It begins simply enough: A twenty-something advertising executive receives a postcard from a friend, and casually appropriates the image for an insurance company’s advertisement. What he doesn’t realize is that included in the pastoral scene is a mutant sheep with a star on its back, and in using this photo he has unwittingly captured the attention of a man in black who offers a menacing ultimatum: find the sheep or face dire consequences. Thus begins a surreal and elaborate quest that takes our hero from the urban haunts of Tokyo to the remote and snowy mountains of northern Japan, where he confronts not only the mythological sheep, but the confines of tradition and the demons deep within himself.
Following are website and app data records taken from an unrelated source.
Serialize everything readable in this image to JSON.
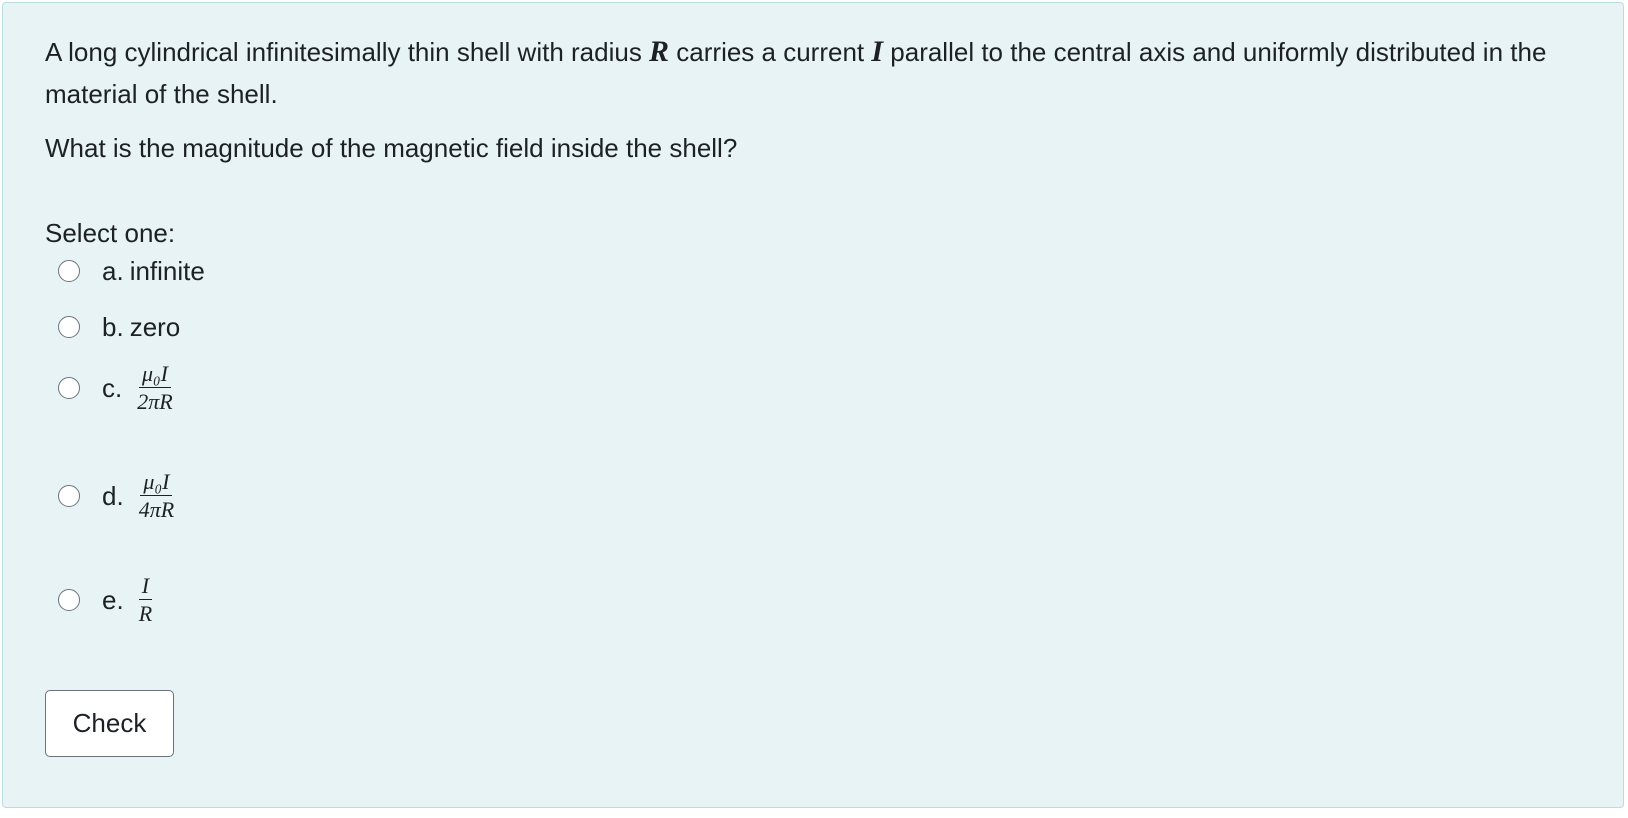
{
  "question": {
    "part1": "A long cylindrical infinitesimally thin shell with radius ",
    "var_R": "R",
    "part2": " carries a current ",
    "var_I": "I",
    "part3": " parallel to the central axis and uniformly distributed in the material of the shell.",
    "question_text": "What is the magnitude of the magnetic field inside the shell?"
  },
  "prompt": "Select one:",
  "options": [
    {
      "letter": "a.",
      "text": "infinite"
    },
    {
      "letter": "b.",
      "text": "zero"
    },
    {
      "letter": "c.",
      "numerator": "μ₀I",
      "denominator": "2πR"
    },
    {
      "letter": "d.",
      "numerator": "μ₀I",
      "denominator": "4πR"
    },
    {
      "letter": "e.",
      "numerator": "I",
      "denominator": "R"
    }
  ],
  "check_label": "Check",
  "colors": {
    "panel_background": "#e7f3f5",
    "panel_border": "#b8dce2",
    "text": "#1d2125"
  }
}
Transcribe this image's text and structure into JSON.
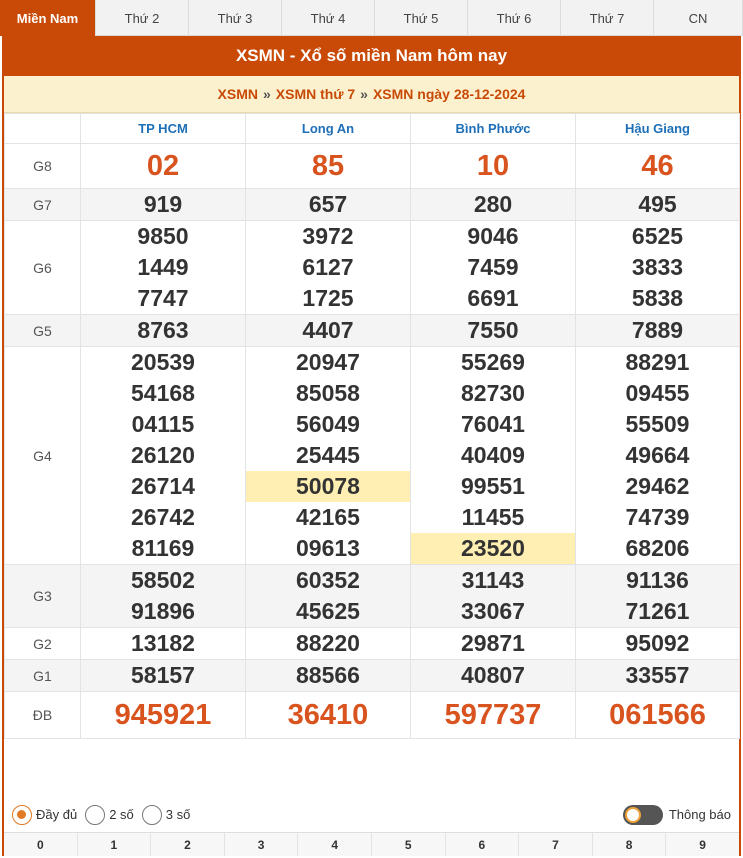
{
  "tabs": [
    {
      "label": "Miền Nam",
      "active": true
    },
    {
      "label": "Thứ 2"
    },
    {
      "label": "Thứ 3"
    },
    {
      "label": "Thứ 4"
    },
    {
      "label": "Thứ 5"
    },
    {
      "label": "Thứ 6"
    },
    {
      "label": "Thứ 7"
    },
    {
      "label": "CN"
    }
  ],
  "banner": {
    "title": "XSMN - Xổ số miền Nam hôm nay"
  },
  "breadcrumb": {
    "items": [
      "XSMN",
      "XSMN thứ 7",
      "XSMN ngày 28-12-2024"
    ],
    "separator": "»"
  },
  "provinces": [
    "TP HCM",
    "Long An",
    "Bình Phước",
    "Hậu Giang"
  ],
  "prizes": [
    {
      "name": "G8",
      "values": [
        [
          "02"
        ],
        [
          "85"
        ],
        [
          "10"
        ],
        [
          "46"
        ]
      ]
    },
    {
      "name": "G7",
      "values": [
        [
          "919"
        ],
        [
          "657"
        ],
        [
          "280"
        ],
        [
          "495"
        ]
      ]
    },
    {
      "name": "G6",
      "values": [
        [
          "9850",
          "1449",
          "7747"
        ],
        [
          "3972",
          "6127",
          "1725"
        ],
        [
          "9046",
          "7459",
          "6691"
        ],
        [
          "6525",
          "3833",
          "5838"
        ]
      ]
    },
    {
      "name": "G5",
      "values": [
        [
          "8763"
        ],
        [
          "4407"
        ],
        [
          "7550"
        ],
        [
          "7889"
        ]
      ]
    },
    {
      "name": "G4",
      "values": [
        [
          "20539",
          "54168",
          "04115",
          "26120",
          "26714",
          "26742",
          "81169"
        ],
        [
          "20947",
          "85058",
          "56049",
          "25445",
          "50078",
          "42165",
          "09613"
        ],
        [
          "55269",
          "82730",
          "76041",
          "40409",
          "99551",
          "11455",
          "23520"
        ],
        [
          "88291",
          "09455",
          "55509",
          "49664",
          "29462",
          "74739",
          "68206"
        ]
      ]
    },
    {
      "name": "G3",
      "values": [
        [
          "58502",
          "91896"
        ],
        [
          "60352",
          "45625"
        ],
        [
          "31143",
          "33067"
        ],
        [
          "91136",
          "71261"
        ]
      ]
    },
    {
      "name": "G2",
      "values": [
        [
          "13182"
        ],
        [
          "88220"
        ],
        [
          "29871"
        ],
        [
          "95092"
        ]
      ]
    },
    {
      "name": "G1",
      "values": [
        [
          "58157"
        ],
        [
          "88566"
        ],
        [
          "40807"
        ],
        [
          "33557"
        ]
      ]
    },
    {
      "name": "ĐB",
      "values": [
        [
          "945921"
        ],
        [
          "36410"
        ],
        [
          "597737"
        ],
        [
          "061566"
        ]
      ]
    }
  ],
  "highlights": [
    {
      "prize": "G4",
      "col": 1,
      "index": 4
    },
    {
      "prize": "G4",
      "col": 2,
      "index": 6
    }
  ],
  "display_options": {
    "options": [
      "Đầy đủ",
      "2 số",
      "3 số"
    ],
    "selected": "Đầy đủ"
  },
  "notify": {
    "label": "Thông báo"
  },
  "digits": [
    "0",
    "1",
    "2",
    "3",
    "4",
    "5",
    "6",
    "7",
    "8",
    "9"
  ],
  "colors": {
    "brand": "#c94a06",
    "prize_red": "#d9531e",
    "province_blue": "#1d6fb8",
    "highlight": "#ffefb3",
    "breadcrumb_bg": "#fbf1cf"
  }
}
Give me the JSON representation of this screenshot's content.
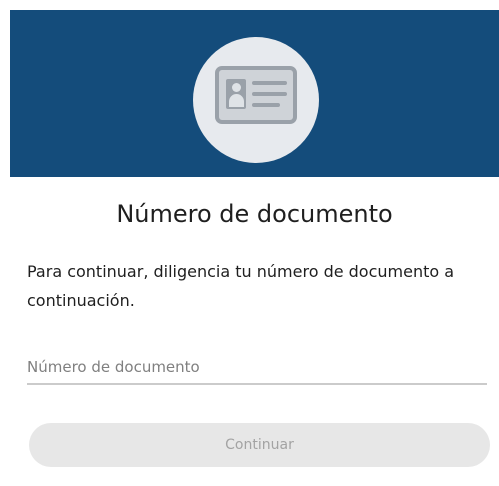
{
  "header": {
    "icon": "id-card-icon",
    "background_color": "#144c7b"
  },
  "main": {
    "title": "Número de documento",
    "description": "Para continuar, diligencia tu número de documento a continuación.",
    "document_field": {
      "value": "",
      "placeholder": "Número de documento"
    },
    "continue_button": {
      "label": "Continuar",
      "state": "disabled"
    }
  }
}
Quirky and utterly captivating, A Wild Sheep Chase is Murakami at his astounding best.
Review From Publishers Weekly
Immensely popular in Japan, the author’s first novel to be published here is a comic combination of disparate styles: a mock-hardboiled mystery, a metaphysical speculation and an ironic first-person account of an impossible quest. The narrator is a modern Japanese yuppie: divorced, in a mildly exciting relationship and a much less exciting job as an ad copywriter, he lives unexceptionally until a photograph throws his life into chaos. The snapshot, which he uses to illustrate a newsletter, shows a field of sheep with one unique crossbreed, and the picture is special enough to have attracted the attention of both the nomadic friend who sent it to him and a right-wing Mr. Big who, moribund, wants the source found before he dies. The Boss’s henchman, a sleek, scary majordomo, gives the narrator one month to track it down, and the story that ensues is a postmodern detective novel in which dreams, hallucinations and a wild imagination are more important than actual clues. With the help of a fluid, slangy translation, Murakami emerges as a wholly original talent. $30,000 ad/promo; Literary Guild and Doubleday Book Club alternates.
Review From Library Journal
This novel, the American debut of a popular contemporary Japanese writer, will have a familiar ring to Western ears. The narrative moves adroitly through mystery, fable, pensive realism, and modernist absurdity to tell the tale–at least on the surface–of a Japanese man caught up in a puzzling quest for a somewhat mystical sheep. The spare style echoes Raymond Carver, Dashiell Hammett, and Raymond Chandler, with matter-of-fact absurdities reminiscent of John Irving and, in less inspired moments, Tom Robbins. While the climax of the story is somewhat unrewarding, many readers will enjoy being pulled along by the playful and engaging style and fluid structure. Interesting as an example of current Japanese writing and as an unusually hip and irreverent look at contemporary Japanese society, this would be a nice addition to larger fiction collections – Mark Woodhouse, Elmira Coll., N.Y.